Denver area Internet of Things developers talk about balancing security, privacy, convenience
CENTENNIAL, CO – JANUARY 24: Vic Ahmed, right, founder of Innovation Pavilion, speaks with Eli Regalado, founder and CEO of Mad Hatter Agency, at the agency’s rented space in Innovation Pavilion on January 24, 2014, in Centennial, Colorado. (Anya Semenoff, The Denver Post)
Just because you can put the Internet into something, should you?
Denver-area technologists tackled that question Wednesday at the launch of an Internet of Things community called TechrIoT. On many minds was how hackers gained control of a Chrysler Jeep and slowed it to a crawl on the highway.
“When is it right to integrate systems, and when is it wrong?” one man asked the packed room at the Wildlife Experience in Parker.
Market researcher Gartner Inc. projects that the number of connected devices will quintuple from 4.9 billion this year to 25 billion in five years.
Security for devices that connect to the Internet is all over the place — and not always used. Alarming tales of hacked IoT devices range from baby monitors and home automation systems to medical devices, public utilities and automobiles.
The philosophy of IoT security — what should be connected, what data should be collected and what is the right thing to do — is not often publicly discussed.
“Like a lot of technology when it’s first being created, there’s a lot of hype on how it’s going to be commercialized. And often, the morality question comes too long after,” said Josh Oakhurst, chief strategy officer for Skookum Digital Works.
“It’s good that people are finally starting to see that this Internet of Things is real and we should think about what should be connected, what data should be transmitted from our daily lives,” he said.
With the world’s eye on security, there are plenty of ways to secure IoT devices: hardware and encrypted chips, requiring two-factor authentication, and efforts like the FIDO Alliance, which is developing standards to reduce the reliance on passwords.
Apple Pay in iPhones, for example, encrypts a number linked to a credit card in the phone’s hardware. Combined with a transaction-specific security code, purchases are made without sharing the credit card number with merchants.
In research reported in the media this week, hackers of the Chrysler Jeep found a hole in the vehicle’s UConnect system, which lets owners use a smartphone to start the engine, lock the vehicle and track its location. The hackers, who invited a Wired writer to drive the Jeep, spent a year doing car-hacking research on the vehicle.
“I wouldn’t say Chrysler was irresponsible. I think it’s more of a matter of technology moving faster than what we’re ready for,” said Jeff Miles, vice president of business development for NXP Semiconductors.
“Just like on my rental car. If I don’t delete everything, all my contact information is in there. It’s things like that,” Miles said. “Nobody designed a Bluetooth connection thinking that Hertz and all of us would be connecting our iPhone and all of our data.
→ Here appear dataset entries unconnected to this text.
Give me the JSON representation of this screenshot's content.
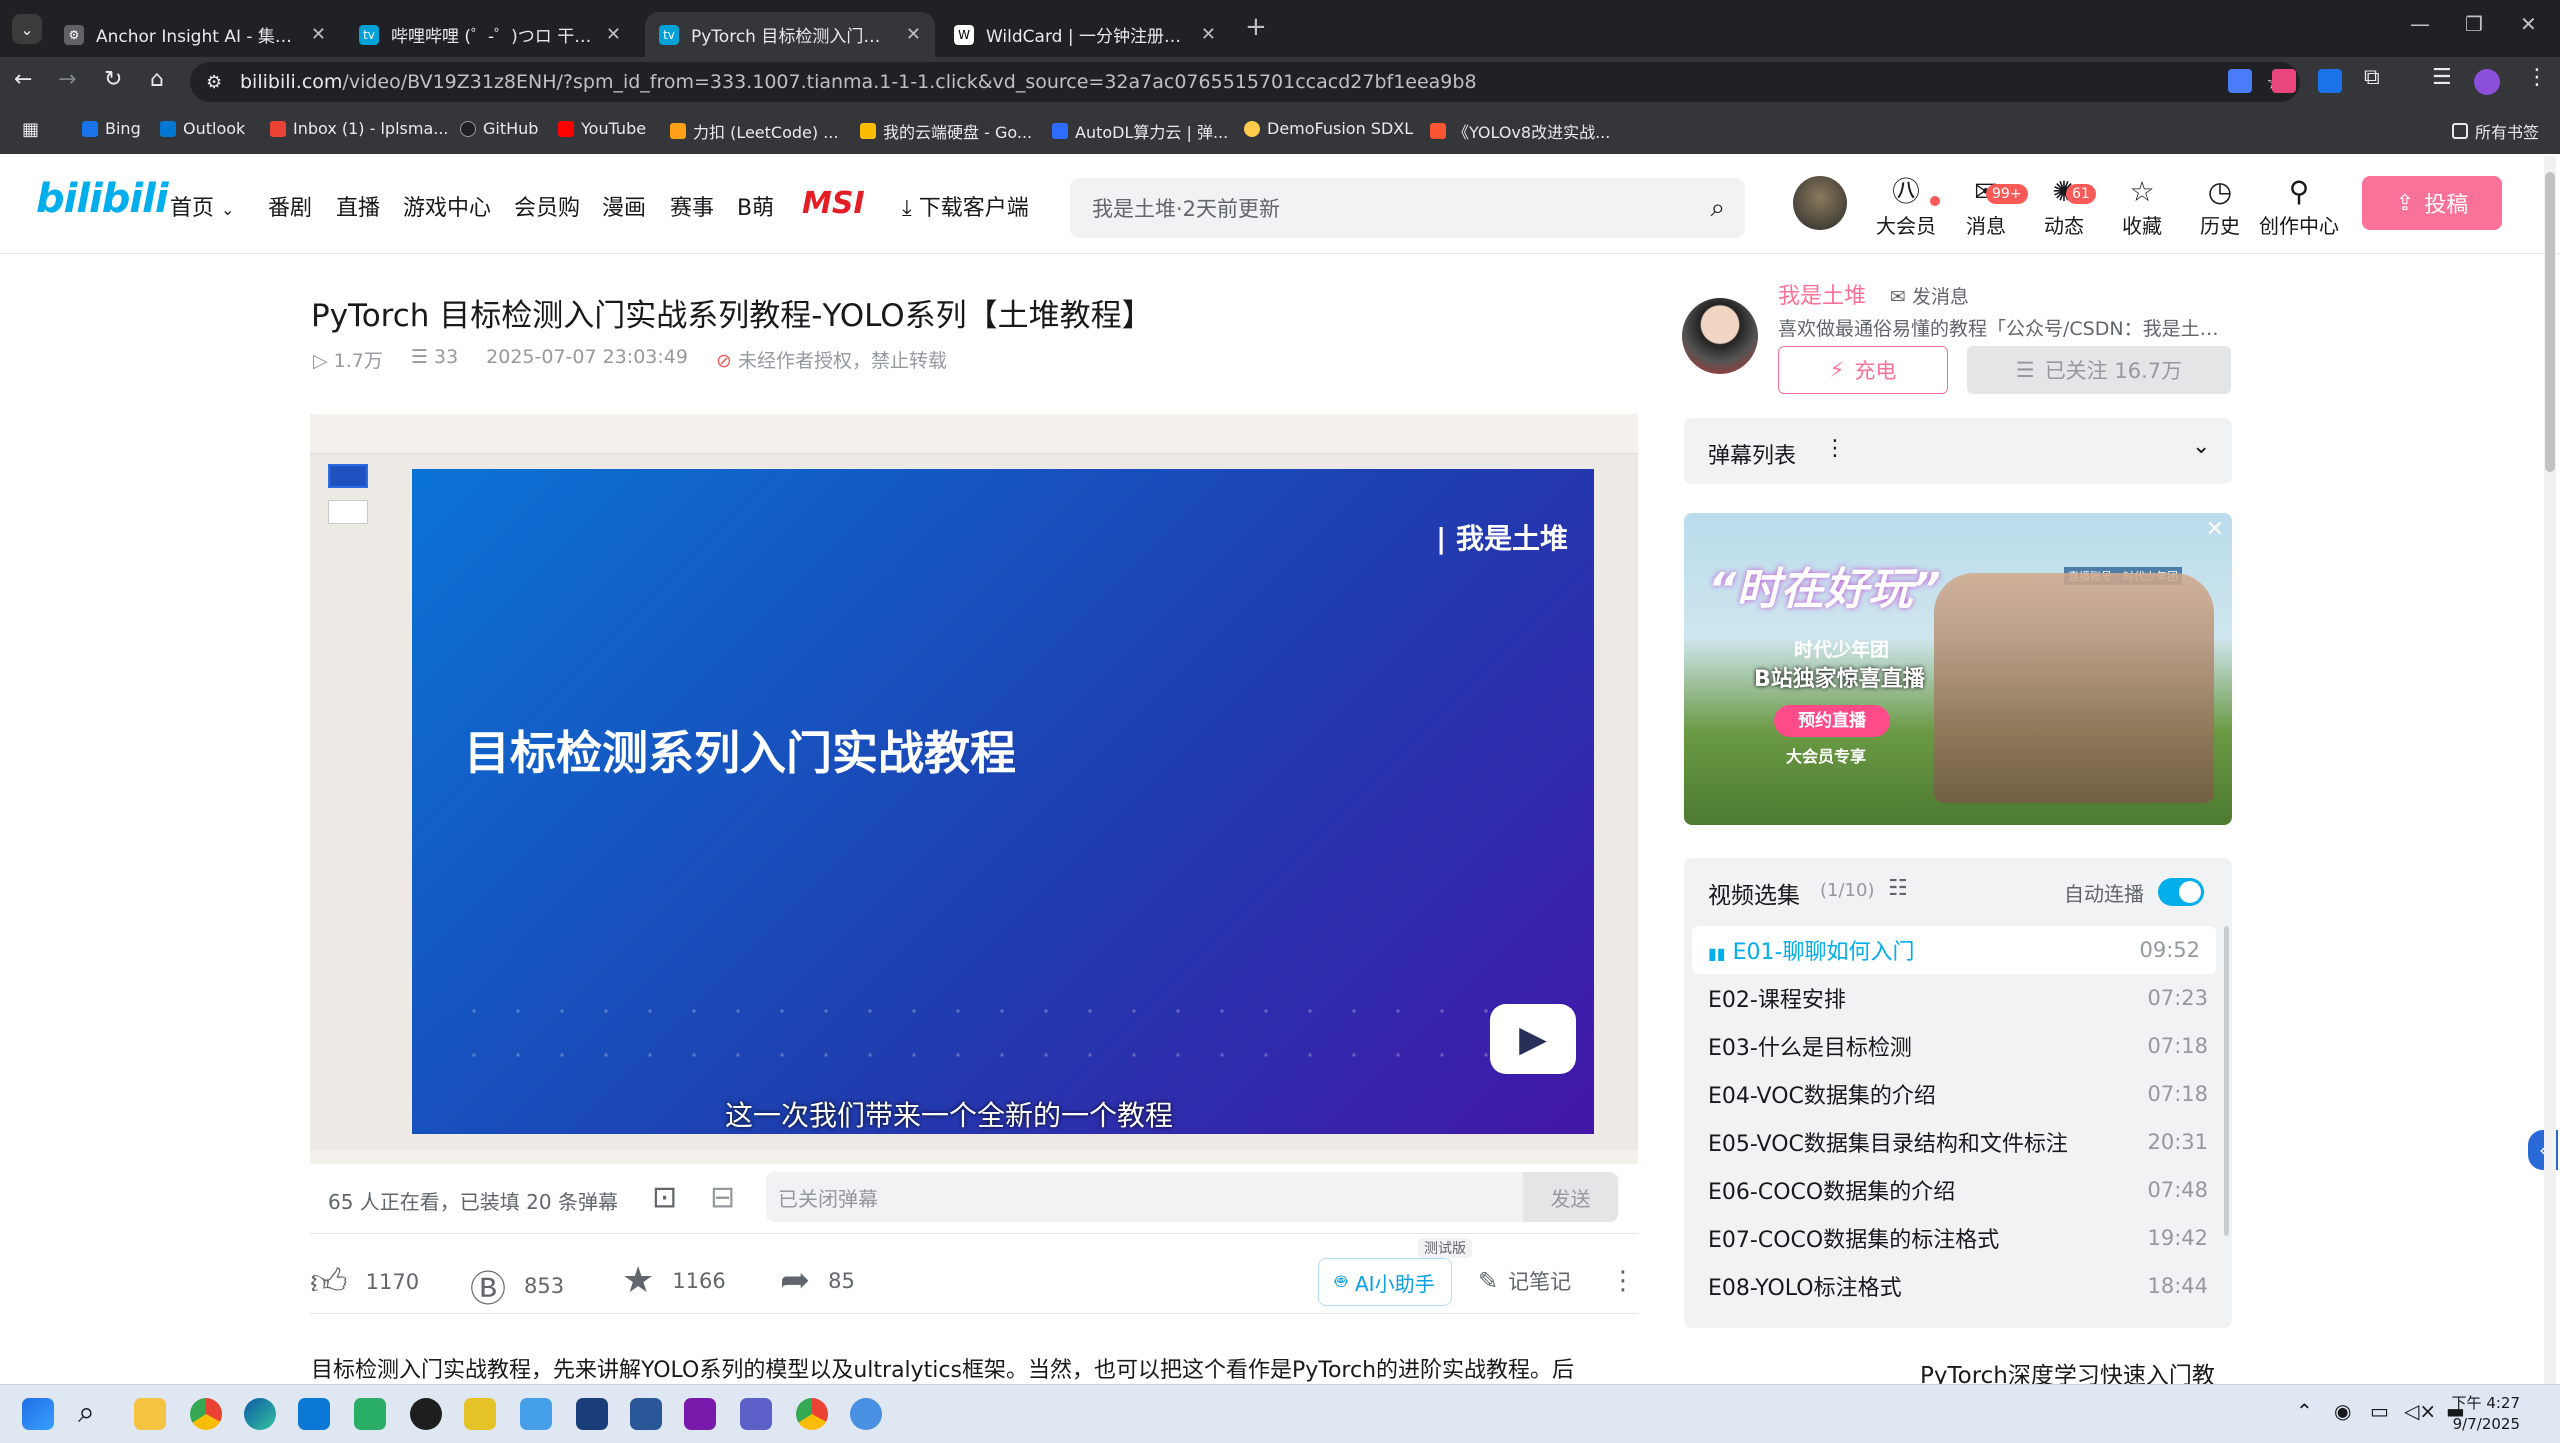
{
  "browser": {
    "tabs": [
      {
        "title": "Anchor Insight AI - 集中注意力",
        "color": "#5f6368",
        "active": false
      },
      {
        "title": "哔哩哔哩 (゜-゜)つロ 干杯~-bilibili",
        "color": "#00a1d6",
        "active": false
      },
      {
        "title": "PyTorch 目标检测入门实战系列教程",
        "color": "#00a1d6",
        "active": true
      },
      {
        "title": "WildCard | 一分钟注册，轻松订阅",
        "color": "#ffffff",
        "active": false
      }
    ],
    "url_host": "bilibili.com",
    "url_path": "/video/BV19Z31z8ENH/?spm_id_from=333.1007.tianma.1-1-1.click&vd_source=32a7ac0765515701ccacd27bf1eea9b8",
    "bookmarks": [
      {
        "label": "Bing",
        "color": "#1a73e8"
      },
      {
        "label": "Outlook",
        "color": "#0078d4"
      },
      {
        "label": "Inbox (1) - lplsma...",
        "color": "#ea4335"
      },
      {
        "label": "GitHub",
        "color": "#202124"
      },
      {
        "label": "YouTube",
        "color": "#ff0000"
      },
      {
        "label": "力扣 (LeetCode) ...",
        "color": "#ffa116"
      },
      {
        "label": "我的云端硬盘 - Go...",
        "color": "#fbbc04"
      },
      {
        "label": "AutoDL算力云 | 弹...",
        "color": "#2e6bff"
      },
      {
        "label": "DemoFusion SDXL",
        "color": "#ffcc4d"
      },
      {
        "label": "《YOLOv8改进实战...",
        "color": "#fc5531"
      }
    ],
    "all_bookmarks": "所有书签"
  },
  "header": {
    "logo": "bilibili",
    "nav": [
      "首页",
      "番剧",
      "直播",
      "游戏中心",
      "会员购",
      "漫画",
      "赛事",
      "B萌",
      "MSI",
      "下载客户端"
    ],
    "search_placeholder": "我是土堆·2天前更新",
    "icons": [
      {
        "label": "大会员",
        "icon": "vip-icon",
        "glyph": "㊇"
      },
      {
        "label": "消息",
        "icon": "message-icon",
        "glyph": "✉",
        "badge": "99+"
      },
      {
        "label": "动态",
        "icon": "dynamic-icon",
        "glyph": "✺",
        "badge": "61"
      },
      {
        "label": "收藏",
        "icon": "favorite-icon",
        "glyph": "☆"
      },
      {
        "label": "历史",
        "icon": "history-icon",
        "glyph": "◷"
      },
      {
        "label": "创作中心",
        "icon": "creator-icon",
        "glyph": "⚲"
      }
    ],
    "upload": "投稿"
  },
  "video": {
    "title": "PyTorch 目标检测入门实战系列教程-YOLO系列【土堆教程】",
    "views": "1.7万",
    "danmaku_count": "33",
    "date": "2025-07-07 23:03:49",
    "copyright": "未经作者授权，禁止转载",
    "slide_header": "| 我是土堆",
    "slide_title": "目标检测系列入门实战教程",
    "subtitle": "这一次我们带来一个全新的一个教程"
  },
  "danmaku_bar": {
    "watching": "65 人正在看，已装填 20 条弹幕",
    "placeholder": "已关闭弹幕",
    "send": "发送"
  },
  "toolbar": {
    "like": "1170",
    "coin": "853",
    "favorite": "1166",
    "share": "85",
    "ai_tag": "测试版",
    "ai_label": "AI小助手",
    "notes": "记笔记"
  },
  "description": "目标检测入门实战教程，先来讲解YOLO系列的模型以及ultralytics框架。当然，也可以把这个看作是PyTorch的进阶实战教程。后",
  "uploader": {
    "name": "我是土堆",
    "message": "发消息",
    "desc": "喜欢做最通俗易懂的教程「公众号/CSDN：我是土堆」",
    "charge": "充电",
    "follow": "已关注 16.7万"
  },
  "danmaku_list": {
    "title": "弹幕列表"
  },
  "ad": {
    "slogan": "“时在好玩”",
    "group": "时代少年团",
    "line": "B站独家惊喜直播",
    "button": "预约直播",
    "sub": "大会员专享",
    "corner": "直播账号：时代少年团"
  },
  "episodes": {
    "title": "视频选集",
    "count": "(1/10)",
    "autoplay": "自动连播",
    "items": [
      {
        "title": "E01-聊聊如何入门",
        "duration": "09:52"
      },
      {
        "title": "E02-课程安排",
        "duration": "07:23"
      },
      {
        "title": "E03-什么是目标检测",
        "duration": "07:18"
      },
      {
        "title": "E04-VOC数据集的介绍",
        "duration": "07:18"
      },
      {
        "title": "E05-VOC数据集目录结构和文件标注",
        "duration": "20:31"
      },
      {
        "title": "E06-COCO数据集的介绍",
        "duration": "07:48"
      },
      {
        "title": "E07-COCO数据集的标注格式",
        "duration": "19:42"
      },
      {
        "title": "E08-YOLO标注格式",
        "duration": "18:44"
      }
    ]
  },
  "related": {
    "title": "PyTorch深度学习快速入门教"
  },
  "taskbar": {
    "time": "下午 4:27",
    "date": "9/7/2025"
  }
}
It’s a privacy and security issue. But it’s fixable.”
With the next big Internet device potentially coming from Colorado, TechrIoT organizers launched their group to offer expertise, collaboration and a community.
A key supporter is Colorado’s largest Fortune 500 firm, Arrow Electronics, which is working with Innovation Pavilion in Centennial. With access to sensors, chips and other IoT hardware, Arrow wants to be part of the revolution.
“Plan to put security in at the front,” said Joseph Zaloker, Arrow’s director of technical marketing. “… Look at Target, such a big deal. Look at the monetary loss they had at Christmas and what they lost. A lot of people lost their jobs. I don’t know if they ever got the confidence back from their customers.”
The problem with devices that can go online is not just about security, but privacy. Devices collect personal data. Wearable technology, like Fitbit fitness bands, tracks a person’s physical activity. Recently, Fitbit data showed up in court to help an injured personal trainer show she is less active.
It could also go the other way.
“There’s a lot of (data) that has no need to be in the cloud,” Oakhurst said. “Is there any reason (data on) our phones, our pacemakers or something in my pocket needs to talk to something? When you start presenting it that way, the answer is no.”
Tamara Chuang: 303-954-1209, firstname.lastname@example.org or twitter.com/Gadgetress